*Your instructions*. An exact copy of every record below is needed, with all pictures removed.

####################

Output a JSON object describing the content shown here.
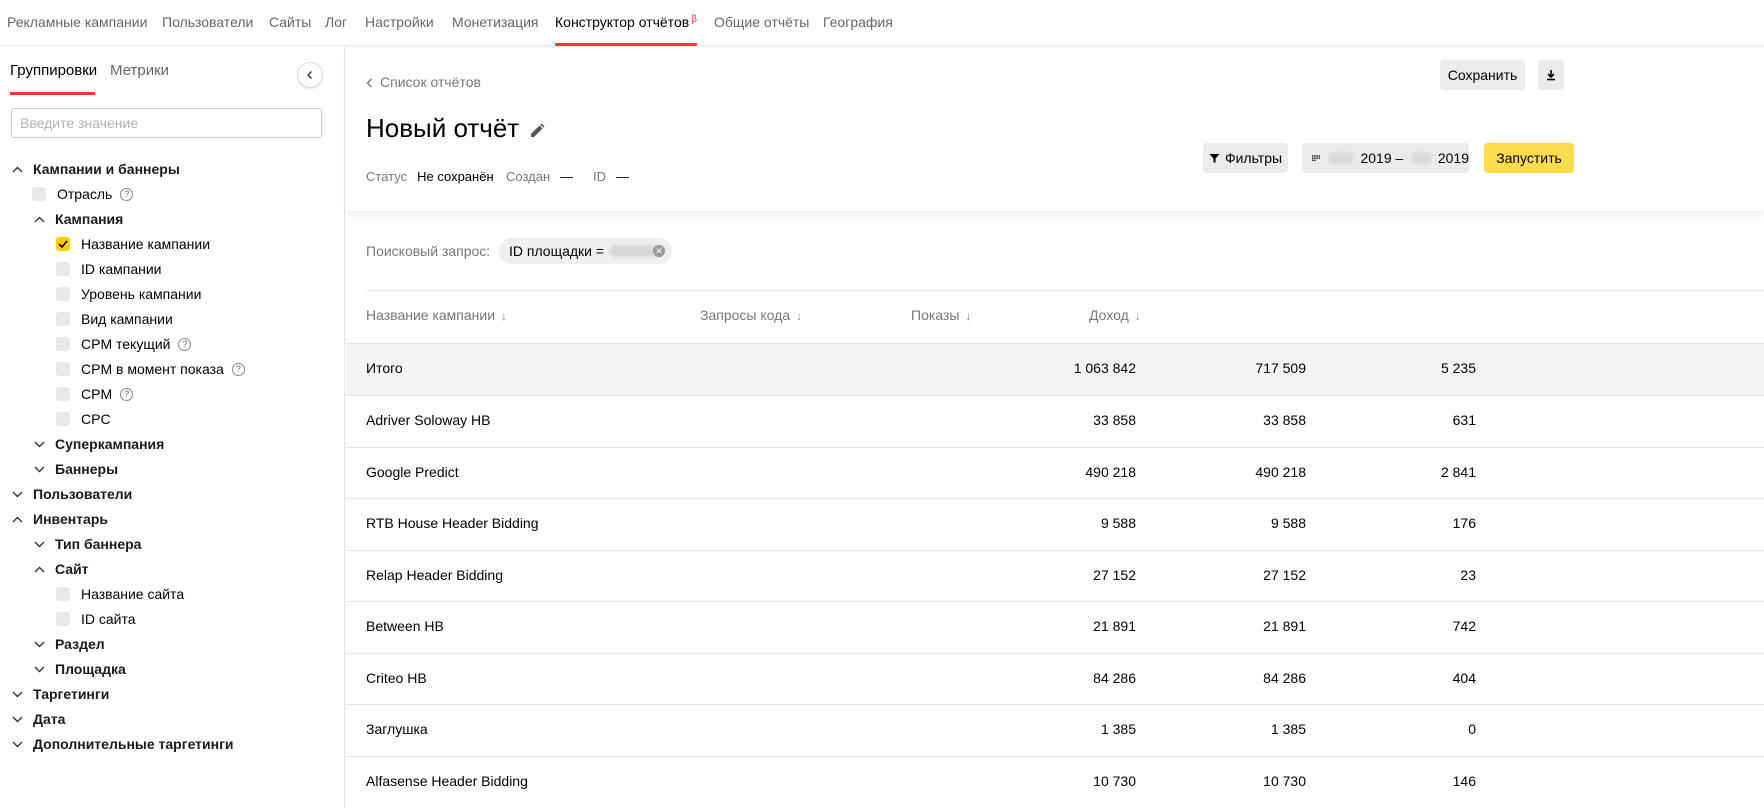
{
  "topnav": {
    "items": [
      {
        "label": "Рекламные кампании"
      },
      {
        "label": "Пользователи"
      },
      {
        "label": "Сайты"
      },
      {
        "label": "Лог"
      },
      {
        "label": "Настройки"
      },
      {
        "label": "Монетизация"
      },
      {
        "label": "Конструктор отчётов",
        "badge": "β",
        "active": true
      },
      {
        "label": "Общие отчёты"
      },
      {
        "label": "География"
      }
    ]
  },
  "sidebar": {
    "tabs": [
      {
        "label": "Группировки",
        "active": true
      },
      {
        "label": "Метрики"
      }
    ],
    "search_placeholder": "Введите значение",
    "tree": [
      {
        "label": "Кампании и баннеры",
        "type": "group",
        "expanded": true
      },
      {
        "label": "Отрасль",
        "type": "checkbox",
        "checked": false,
        "help": true
      },
      {
        "label": "Кампания",
        "type": "group",
        "expanded": true
      },
      {
        "label": "Название кампании",
        "type": "checkbox",
        "checked": true
      },
      {
        "label": "ID кампании",
        "type": "checkbox",
        "checked": false
      },
      {
        "label": "Уровень кампании",
        "type": "checkbox",
        "checked": false
      },
      {
        "label": "Вид кампании",
        "type": "checkbox",
        "checked": false
      },
      {
        "label": "CPM текущий",
        "type": "checkbox",
        "checked": false,
        "help": true
      },
      {
        "label": "CPM в момент показа",
        "type": "checkbox",
        "checked": false,
        "help": true
      },
      {
        "label": "CPM",
        "type": "checkbox",
        "checked": false,
        "help": true
      },
      {
        "label": "CPC",
        "type": "checkbox",
        "checked": false
      },
      {
        "label": "Суперкампания",
        "type": "group",
        "expanded": false
      },
      {
        "label": "Баннеры",
        "type": "group",
        "expanded": false
      },
      {
        "label": "Пользователи",
        "type": "group",
        "expanded": false
      },
      {
        "label": "Инвентарь",
        "type": "group",
        "expanded": true
      },
      {
        "label": "Тип баннера",
        "type": "group",
        "expanded": false
      },
      {
        "label": "Сайт",
        "type": "group",
        "expanded": true
      },
      {
        "label": "Название сайта",
        "type": "checkbox",
        "checked": false
      },
      {
        "label": "ID сайта",
        "type": "checkbox",
        "checked": false
      },
      {
        "label": "Раздел",
        "type": "group",
        "expanded": false
      },
      {
        "label": "Площадка",
        "type": "group",
        "expanded": false
      },
      {
        "label": "Таргетинги",
        "type": "group",
        "expanded": false
      },
      {
        "label": "Дата",
        "type": "group",
        "expanded": false
      },
      {
        "label": "Дополнительные таргетинги",
        "type": "group",
        "expanded": false
      }
    ]
  },
  "main": {
    "back_label": "Список отчётов",
    "title": "Новый отчёт",
    "status_key": "Статус",
    "status_value": "Не сохранён",
    "created_key": "Создан",
    "created_value": "—",
    "id_key": "ID",
    "id_value": "—",
    "save_label": "Сохранить",
    "filters_label": "Фильтры",
    "date_from": "2019 –",
    "date_to": "2019",
    "run_label": "Запустить",
    "query_label": "Поисковый запрос:",
    "query_chip": "ID площадки ="
  },
  "table": {
    "columns": [
      {
        "label": "Название кампании"
      },
      {
        "label": "Запросы кода"
      },
      {
        "label": "Показы"
      },
      {
        "label": "Доход"
      }
    ],
    "total": {
      "name": "Итого",
      "requests": "1 063 842",
      "shows": "717 509",
      "income": "5 235"
    },
    "rows": [
      {
        "name": "Adriver Soloway HB",
        "requests": "33 858",
        "shows": "33 858",
        "income": "631"
      },
      {
        "name": "Google Predict",
        "requests": "490 218",
        "shows": "490 218",
        "income": "2 841"
      },
      {
        "name": "RTB House Header Bidding",
        "requests": "9 588",
        "shows": "9 588",
        "income": "176"
      },
      {
        "name": "Relap Header Bidding",
        "requests": "27 152",
        "shows": "27 152",
        "income": "23"
      },
      {
        "name": "Between HB",
        "requests": "21 891",
        "shows": "21 891",
        "income": "742"
      },
      {
        "name": "Criteo HB",
        "requests": "84 286",
        "shows": "84 286",
        "income": "404"
      },
      {
        "name": "Заглушка",
        "requests": "1 385",
        "shows": "1 385",
        "income": "0"
      },
      {
        "name": "Alfasense Header Bidding",
        "requests": "10 730",
        "shows": "10 730",
        "income": "146"
      }
    ]
  },
  "colors": {
    "accent": "#ff3333",
    "run_button": "#ffdb4d",
    "checkbox_checked": "#ffcc00"
  }
}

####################

*Task output*.
Output a JSON object describing the content shown here.
{
  "topnav": {
    "items": [
      {
        "label": "Рекламные кампании"
      },
      {
        "label": "Пользователи"
      },
      {
        "label": "Сайты"
      },
      {
        "label": "Лог"
      },
      {
        "label": "Настройки"
      },
      {
        "label": "Монетизация"
      },
      {
        "label": "Конструктор отчётов",
        "badge": "β",
        "active": true
      },
      {
        "label": "Общие отчёты"
      },
      {
        "label": "География"
      }
    ]
  },
  "sidebar": {
    "tabs": [
      {
        "label": "Группировки",
        "active": true
      },
      {
        "label": "Метрики"
      }
    ],
    "search_placeholder": "Введите значение",
    "tree": [
      {
        "label": "Кампании и баннеры",
        "type": "group",
        "expanded": true
      },
      {
        "label": "Отрасль",
        "type": "checkbox",
        "checked": false,
        "help": true
      },
      {
        "label": "Кампания",
        "type": "group",
        "expanded": true
      },
      {
        "label": "Название кампании",
        "type": "checkbox",
        "checked": true
      },
      {
        "label": "ID кампании",
        "type": "checkbox",
        "checked": false
      },
      {
        "label": "Уровень кампании",
        "type": "checkbox",
        "checked": false
      },
      {
        "label": "Вид кампании",
        "type": "checkbox",
        "checked": false
      },
      {
        "label": "CPM текущий",
        "type": "checkbox",
        "checked": false,
        "help": true
      },
      {
        "label": "CPM в момент показа",
        "type": "checkbox",
        "checked": false,
        "help": true
      },
      {
        "label": "CPM",
        "type": "checkbox",
        "checked": false,
        "help": true
      },
      {
        "label": "CPC",
        "type": "checkbox",
        "checked": false
      },
      {
        "label": "Суперкампания",
        "type": "group",
        "expanded": false
      },
      {
        "label": "Баннеры",
        "type": "group",
        "expanded": false
      },
      {
        "label": "Пользователи",
        "type": "group",
        "expanded": false
      },
      {
        "label": "Инвентарь",
        "type": "group",
        "expanded": true
      },
      {
        "label": "Тип баннера",
        "type": "group",
        "expanded": false
      },
      {
        "label": "Сайт",
        "type": "group",
        "expanded": true
      },
      {
        "label": "Название сайта",
        "type": "checkbox",
        "checked": false
      },
      {
        "label": "ID сайта",
        "type": "checkbox",
        "checked": false
      },
      {
        "label": "Раздел",
        "type": "group",
        "expanded": false
      },
      {
        "label": "Площадка",
        "type": "group",
        "expanded": false
      },
      {
        "label": "Таргетинги",
        "type": "group",
        "expanded": false
      },
      {
        "label": "Дата",
        "type": "group",
        "expanded": false
      },
      {
        "label": "Дополнительные таргетинги",
        "type": "group",
        "expanded": false
      }
    ]
  },
  "main": {
    "back_label": "Список отчётов",
    "title": "Новый отчёт",
    "status_key": "Статус",
    "status_value": "Не сохранён",
    "created_key": "Создан",
    "created_value": "—",
    "id_key": "ID",
    "id_value": "—",
    "save_label": "Сохранить",
    "filters_label": "Фильтры",
    "date_from": "2019 –",
    "date_to": "2019",
    "run_label": "Запустить",
    "query_label": "Поисковый запрос:",
    "query_chip": "ID площадки ="
  },
  "table": {
    "columns": [
      {
        "label": "Название кампании"
      },
      {
        "label": "Запросы кода"
      },
      {
        "label": "Показы"
      },
      {
        "label": "Доход"
      }
    ],
    "total": {
      "name": "Итого",
      "requests": "1 063 842",
      "shows": "717 509",
      "income": "5 235"
    },
    "rows": [
      {
        "name": "Adriver Soloway HB",
        "requests": "33 858",
        "shows": "33 858",
        "income": "631"
      },
      {
        "name": "Google Predict",
        "requests": "490 218",
        "shows": "490 218",
        "income": "2 841"
      },
      {
        "name": "RTB House Header Bidding",
        "requests": "9 588",
        "shows": "9 588",
        "income": "176"
      },
      {
        "name": "Relap Header Bidding",
        "requests": "27 152",
        "shows": "27 152",
        "income": "23"
      },
      {
        "name": "Between HB",
        "requests": "21 891",
        "shows": "21 891",
        "income": "742"
      },
      {
        "name": "Criteo HB",
        "requests": "84 286",
        "shows": "84 286",
        "income": "404"
      },
      {
        "name": "Заглушка",
        "requests": "1 385",
        "shows": "1 385",
        "income": "0"
      },
      {
        "name": "Alfasense Header Bidding",
        "requests": "10 730",
        "shows": "10 730",
        "income": "146"
      }
    ]
  },
  "colors": {
    "accent": "#ff3333",
    "run_button": "#ffdb4d",
    "checkbox_checked": "#ffcc00"
  }
}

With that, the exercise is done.